■ Problem to work on:
Below are records to print word for word; include none of their pictures.

■ Dataset excerpts:
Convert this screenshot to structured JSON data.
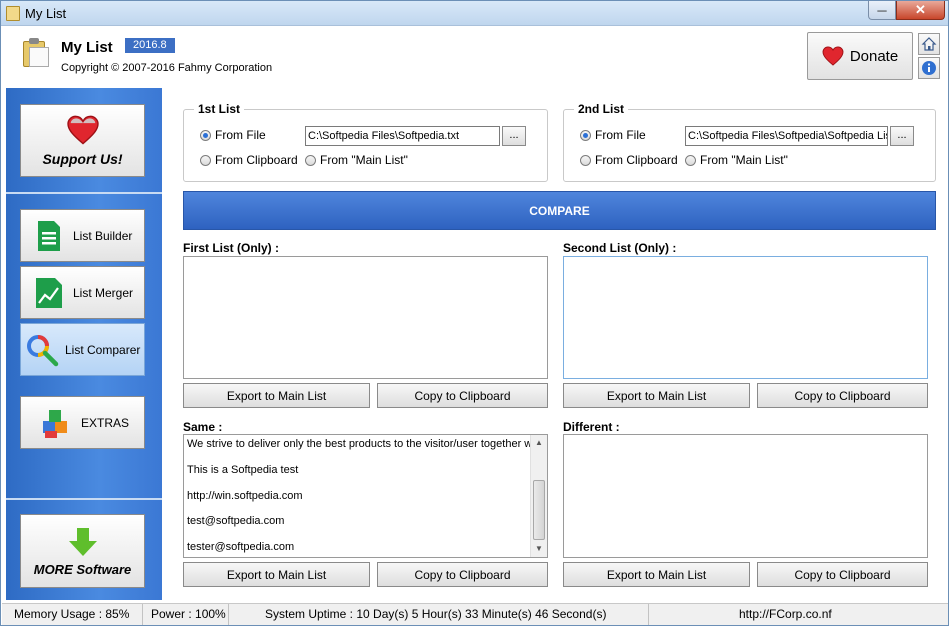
{
  "window": {
    "title": "My List",
    "minimize_glyph": "─",
    "close_glyph": "✕"
  },
  "header": {
    "app_name": "My List",
    "version": "2016.8",
    "copyright": "Copyright © 2007-2016 Fahmy Corporation",
    "donate_label": "Donate"
  },
  "sidebar": {
    "support_label": "Support Us!",
    "items": [
      {
        "label": "List Builder",
        "icon": "sheet-icon"
      },
      {
        "label": "List Merger",
        "icon": "chart-icon"
      },
      {
        "label": "List Comparer",
        "icon": "magnifier-icon",
        "active": true
      },
      {
        "label": "EXTRAS",
        "icon": "cubes-icon"
      }
    ],
    "more_label": "MORE Software"
  },
  "list1": {
    "title": "1st List",
    "from_file": "From File",
    "from_clipboard": "From Clipboard",
    "from_main": "From \"Main List\"",
    "path": "C:\\Softpedia Files\\Softpedia.txt",
    "browse": "..."
  },
  "list2": {
    "title": "2nd List",
    "from_file": "From File",
    "from_clipboard": "From Clipboard",
    "from_main": "From \"Main List\"",
    "path": "C:\\Softpedia Files\\Softpedia\\Softpedia List",
    "browse": "..."
  },
  "compare_label": "COMPARE",
  "first_only": {
    "label": "First List (Only) :",
    "export": "Export to Main List",
    "copy": "Copy to Clipboard"
  },
  "second_only": {
    "label": "Second List (Only) :",
    "export": "Export to Main List",
    "copy": "Copy to Clipboard"
  },
  "same": {
    "label": "Same :",
    "lines": [
      "We strive to deliver only the best products to the visitor/user together with",
      "This is a Softpedia test",
      "http://win.softpedia.com",
      "test@softpedia.com",
      "tester@softpedia.com"
    ],
    "export": "Export to Main List",
    "copy": "Copy to Clipboard"
  },
  "different": {
    "label": "Different :",
    "export": "Export to Main List",
    "copy": "Copy to Clipboard"
  },
  "status": {
    "memory": "Memory Usage : 85%",
    "power": "Power : 100%",
    "uptime": "System Uptime : 10 Day(s) 5 Hour(s) 33 Minute(s) 46 Second(s)",
    "url": "http://FCorp.co.nf"
  },
  "colors": {
    "accent": "#3c6fc4",
    "compare": "#3a6fcc",
    "sidebar": "#3b78d4"
  }
}
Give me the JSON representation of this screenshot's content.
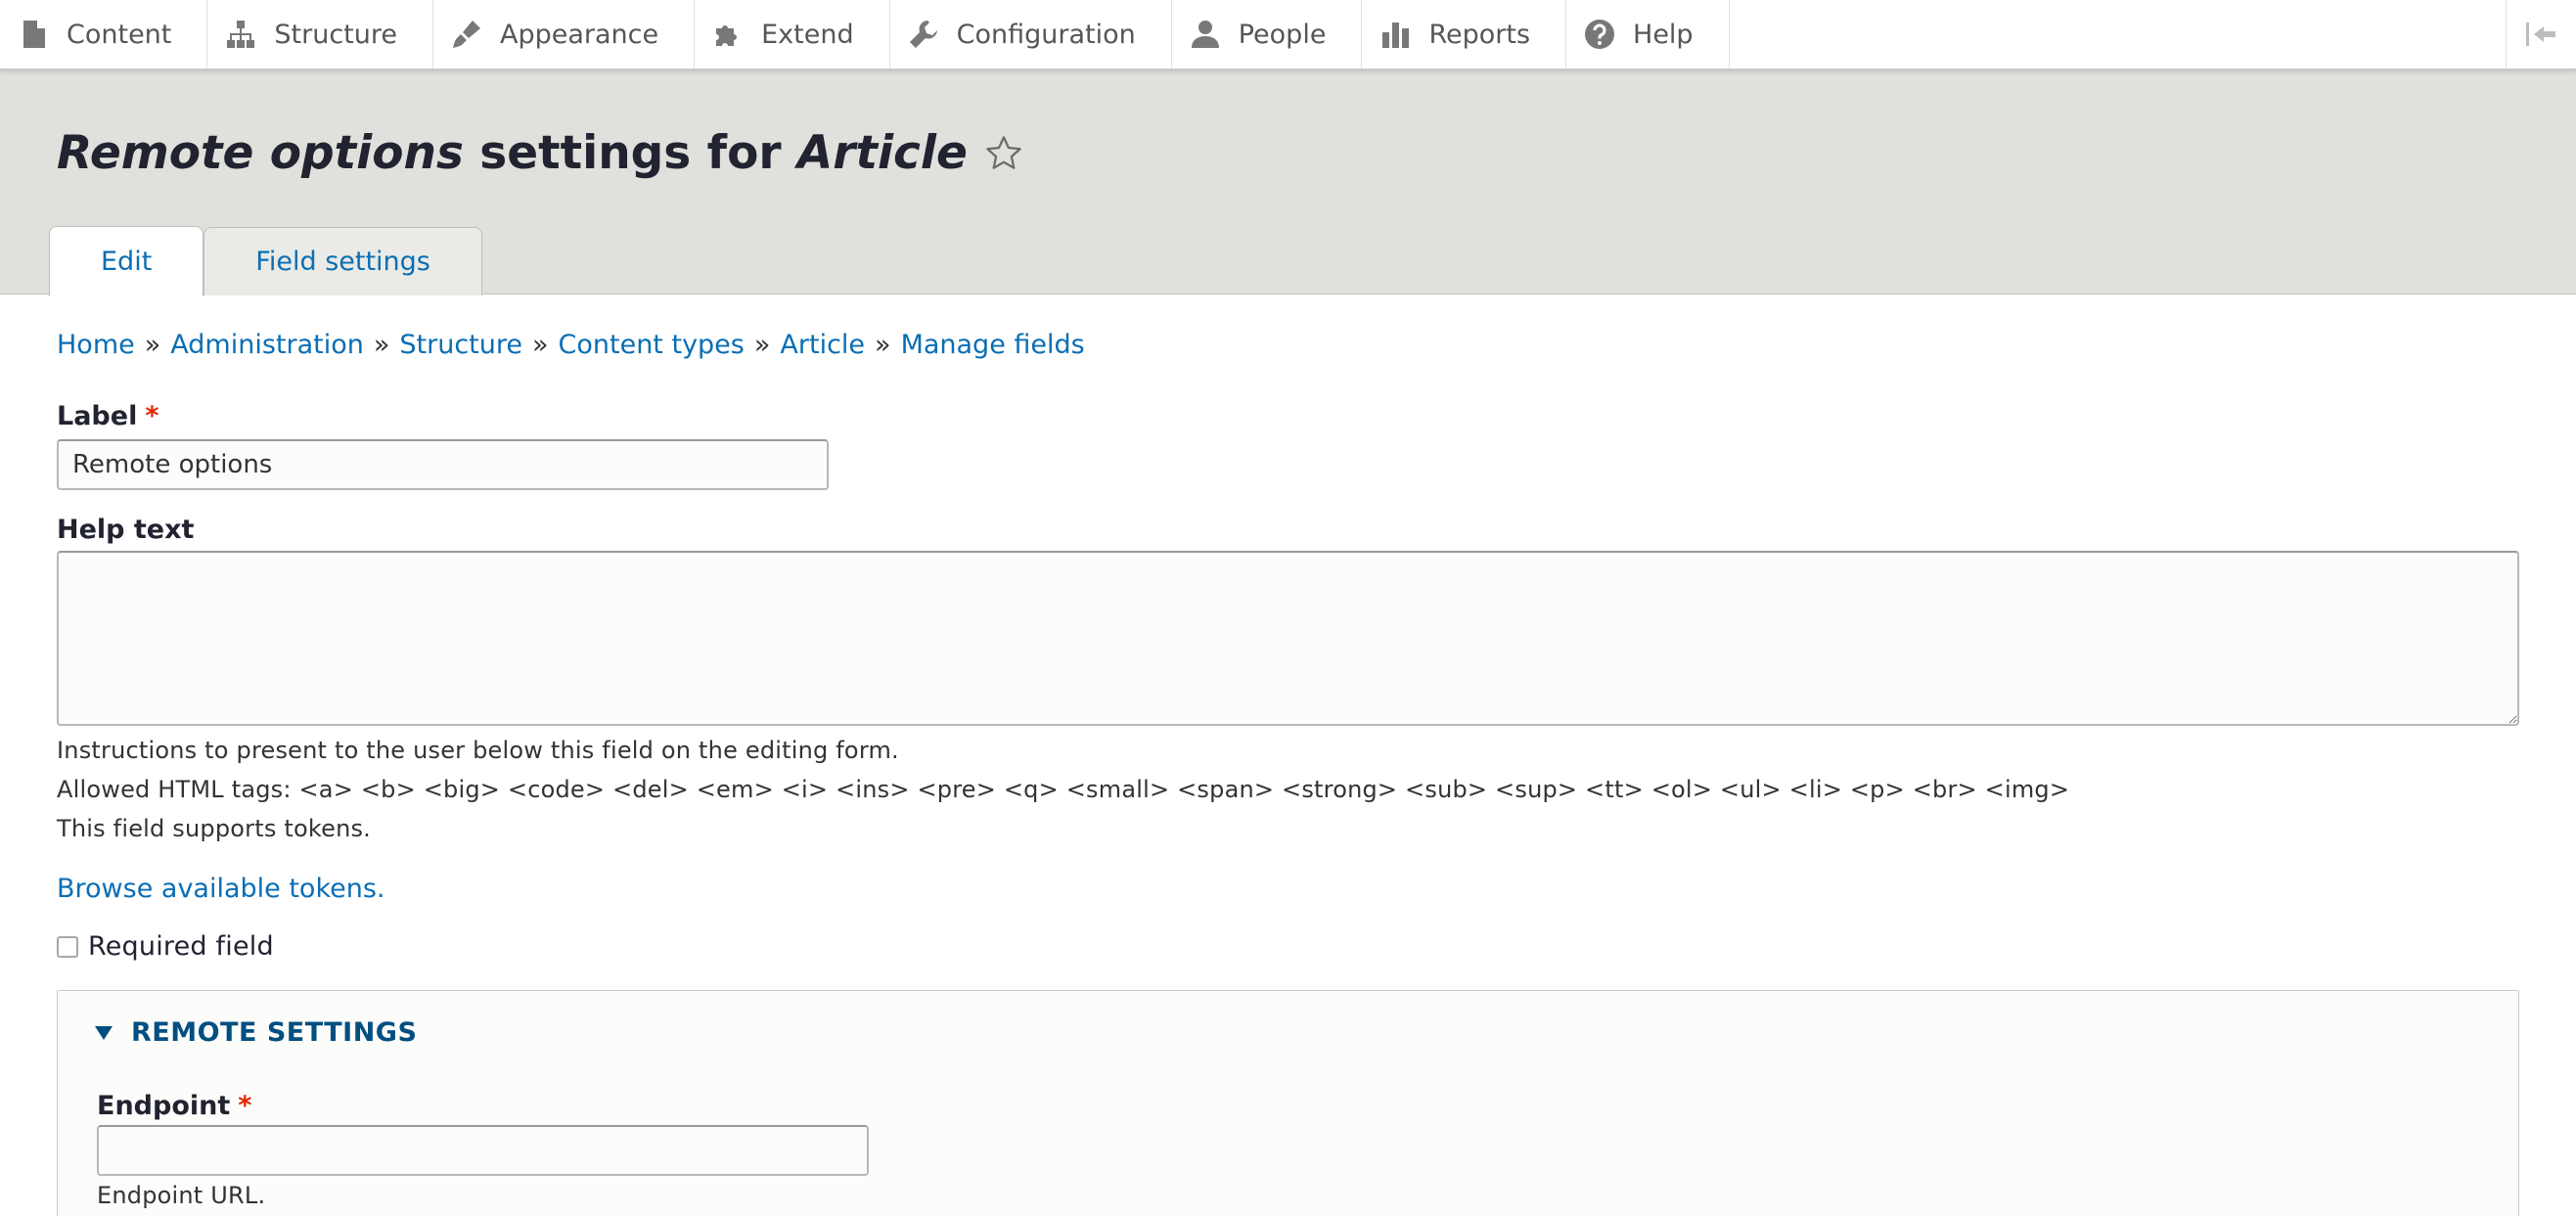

■ Final answer:
Convert this screenshot to structured JSON data.
{
  "window": {
    "title": "My List",
    "minimize_glyph": "─",
    "close_glyph": "✕"
  },
  "header": {
    "app_name": "My List",
    "version": "2016.8",
    "copyright": "Copyright © 2007-2016 Fahmy Corporation",
    "donate_label": "Donate"
  },
  "sidebar": {
    "support_label": "Support Us!",
    "items": [
      {
        "label": "List Builder",
        "icon": "sheet-icon"
      },
      {
        "label": "List Merger",
        "icon": "chart-icon"
      },
      {
        "label": "List Comparer",
        "icon": "magnifier-icon",
        "active": true
      },
      {
        "label": "EXTRAS",
        "icon": "cubes-icon"
      }
    ],
    "more_label": "MORE Software"
  },
  "list1": {
    "title": "1st List",
    "from_file": "From File",
    "from_clipboard": "From Clipboard",
    "from_main": "From \"Main List\"",
    "path": "C:\\Softpedia Files\\Softpedia.txt",
    "browse": "..."
  },
  "list2": {
    "title": "2nd List",
    "from_file": "From File",
    "from_clipboard": "From Clipboard",
    "from_main": "From \"Main List\"",
    "path": "C:\\Softpedia Files\\Softpedia\\Softpedia List",
    "browse": "..."
  },
  "compare_label": "COMPARE",
  "first_only": {
    "label": "First List (Only) :",
    "export": "Export to Main List",
    "copy": "Copy to Clipboard"
  },
  "second_only": {
    "label": "Second List (Only) :",
    "export": "Export to Main List",
    "copy": "Copy to Clipboard"
  },
  "same": {
    "label": "Same :",
    "lines": [
      "We strive to deliver only the best products to the visitor/user together with",
      "This is a Softpedia test",
      "http://win.softpedia.com",
      "test@softpedia.com",
      "tester@softpedia.com"
    ],
    "export": "Export to Main List",
    "copy": "Copy to Clipboard"
  },
  "different": {
    "label": "Different :",
    "export": "Export to Main List",
    "copy": "Copy to Clipboard"
  },
  "status": {
    "memory": "Memory Usage : 85%",
    "power": "Power : 100%",
    "uptime": "System Uptime : 10 Day(s) 5 Hour(s) 33 Minute(s) 46 Second(s)",
    "url": "http://FCorp.co.nf"
  },
  "colors": {
    "accent": "#3c6fc4",
    "compare": "#3a6fcc",
    "sidebar": "#3b78d4"
  }
}
Give me the JSON representation of this screenshot's content.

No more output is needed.